*DIRECTIONS*: Count up the lines below that hold "invoices", then give that count by itself.

Dataset rows for apps and sites:

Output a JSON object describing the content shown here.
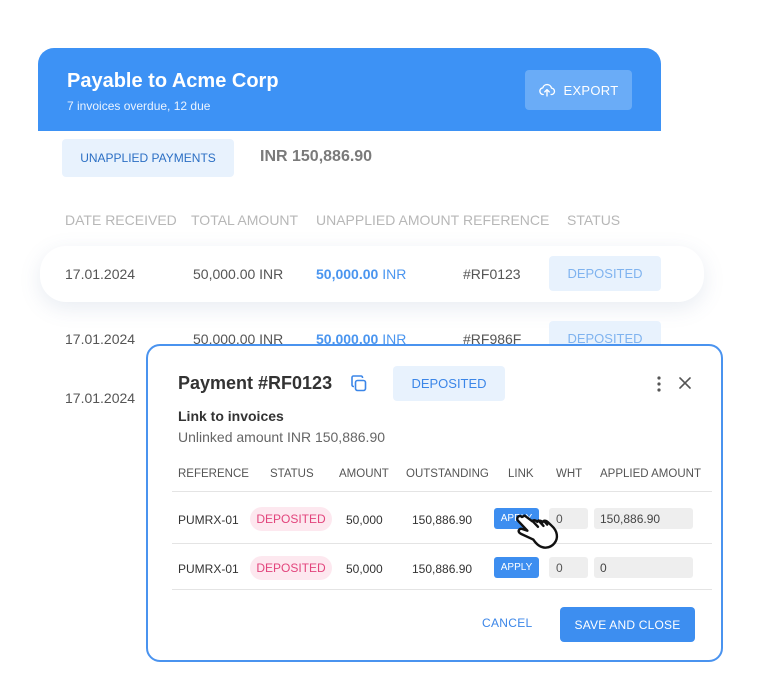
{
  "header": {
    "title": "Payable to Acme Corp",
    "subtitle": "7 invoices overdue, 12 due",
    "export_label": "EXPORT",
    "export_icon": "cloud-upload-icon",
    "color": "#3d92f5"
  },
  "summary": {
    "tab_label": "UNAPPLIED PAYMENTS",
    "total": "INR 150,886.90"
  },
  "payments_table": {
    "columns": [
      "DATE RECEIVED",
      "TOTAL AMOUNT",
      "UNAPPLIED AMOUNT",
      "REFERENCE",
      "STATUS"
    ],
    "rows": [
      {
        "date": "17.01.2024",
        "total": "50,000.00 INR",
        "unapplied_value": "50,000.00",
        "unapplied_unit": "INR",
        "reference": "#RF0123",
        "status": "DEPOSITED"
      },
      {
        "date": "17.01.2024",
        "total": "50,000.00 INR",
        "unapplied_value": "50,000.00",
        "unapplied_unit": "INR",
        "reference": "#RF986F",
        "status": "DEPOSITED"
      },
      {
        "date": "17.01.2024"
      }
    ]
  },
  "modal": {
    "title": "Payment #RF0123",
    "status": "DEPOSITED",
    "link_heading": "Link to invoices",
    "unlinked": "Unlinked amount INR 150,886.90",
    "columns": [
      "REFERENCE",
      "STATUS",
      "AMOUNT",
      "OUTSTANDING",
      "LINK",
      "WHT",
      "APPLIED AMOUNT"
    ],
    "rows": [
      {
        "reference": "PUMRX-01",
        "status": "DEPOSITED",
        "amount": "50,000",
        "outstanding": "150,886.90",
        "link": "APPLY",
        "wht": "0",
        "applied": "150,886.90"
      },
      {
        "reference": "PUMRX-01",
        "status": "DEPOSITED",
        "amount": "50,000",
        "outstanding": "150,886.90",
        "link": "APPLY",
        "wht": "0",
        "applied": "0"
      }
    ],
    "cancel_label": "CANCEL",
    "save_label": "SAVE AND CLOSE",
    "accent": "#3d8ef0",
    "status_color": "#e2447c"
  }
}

*EXPECTED ANSWER*: 2